One of the more popular tools in this group is Axure and which provides the most complete set of features for several stages of development and user testing among all of the products. Other popular tools are GUI Design Studio, iRise, and ForeUI.Another popular set of tools appearing in this group are the traditional website development tools, especially from Adobe. These include Dreamweaver, Fireworks, and Flash Catalyst.
Figure 5 - Axure Example (from axure.com)
While the concept of a “quick” prototype may be a big exaggeration if you’re not familiar with the tools, Fireworks appears to have some good prototyping templates to get you started. Another option is Microsoft’s Expression Blend Sketchflow, specifically for creating wireframes.
There you have it. For the complete list of tools included in this article and many more, Go to this link . This is an image format of a spreadsheet. For a more readable version with hyperlinks to the companies, download the PDF attachment below. The list is not intended to be comprehensive, but gets you started.
With tools like these available - some for free - there’s no excuse for anyone not to be a UX designer. Just kidding. The point of providing some form of UI mockups is to increase the comprehension of the requirements you’re providing into the Development team. They also can be used to help sell your idea for new concepts. You should not expect that the mockups you provide are what will actually be delivered in the product, and especially for a new UI.
If you’re not yet using mockups to complement your other requirements, give it try. In the best case, the Developers will thank you and you’ll be able to validate your requirements before any code is written. In the worst case, you’ll step on someone’s toes or create some sort of commotion about how your company does user experience design. Maybe then you could justify hiring a real UX person to help drive better designs into your product and they can then use these tools.

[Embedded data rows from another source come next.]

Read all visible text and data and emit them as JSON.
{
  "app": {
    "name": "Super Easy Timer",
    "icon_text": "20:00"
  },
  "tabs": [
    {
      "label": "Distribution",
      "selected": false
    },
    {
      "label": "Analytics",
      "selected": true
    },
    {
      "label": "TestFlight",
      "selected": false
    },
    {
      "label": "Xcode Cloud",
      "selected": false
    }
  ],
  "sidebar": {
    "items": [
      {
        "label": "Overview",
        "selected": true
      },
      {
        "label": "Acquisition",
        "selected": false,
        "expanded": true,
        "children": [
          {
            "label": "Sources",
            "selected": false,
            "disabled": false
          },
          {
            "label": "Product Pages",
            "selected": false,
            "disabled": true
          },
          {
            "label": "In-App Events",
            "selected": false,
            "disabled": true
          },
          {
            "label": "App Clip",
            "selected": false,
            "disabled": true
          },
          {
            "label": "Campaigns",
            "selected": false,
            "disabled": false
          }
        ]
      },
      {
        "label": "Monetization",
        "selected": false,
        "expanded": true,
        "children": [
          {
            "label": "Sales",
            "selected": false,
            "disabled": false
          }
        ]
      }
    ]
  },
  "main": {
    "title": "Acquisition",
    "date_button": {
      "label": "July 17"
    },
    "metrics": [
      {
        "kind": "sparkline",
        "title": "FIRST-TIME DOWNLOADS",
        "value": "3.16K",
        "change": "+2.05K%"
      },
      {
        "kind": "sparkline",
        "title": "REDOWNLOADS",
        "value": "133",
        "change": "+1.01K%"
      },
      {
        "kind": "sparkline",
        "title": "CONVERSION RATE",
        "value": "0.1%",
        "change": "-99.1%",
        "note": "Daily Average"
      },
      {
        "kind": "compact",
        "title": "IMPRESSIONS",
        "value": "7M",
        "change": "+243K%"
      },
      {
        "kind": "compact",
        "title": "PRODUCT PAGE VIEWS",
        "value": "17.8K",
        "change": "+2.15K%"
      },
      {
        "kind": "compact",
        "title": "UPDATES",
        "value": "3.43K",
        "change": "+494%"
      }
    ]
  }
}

The idea for this article originated from a LinkedIn group discussion asking “What tools are good for creating GUI design input by a non engineer?”. Nearly 80 responses were received over several months suggesting many of the tools you find here.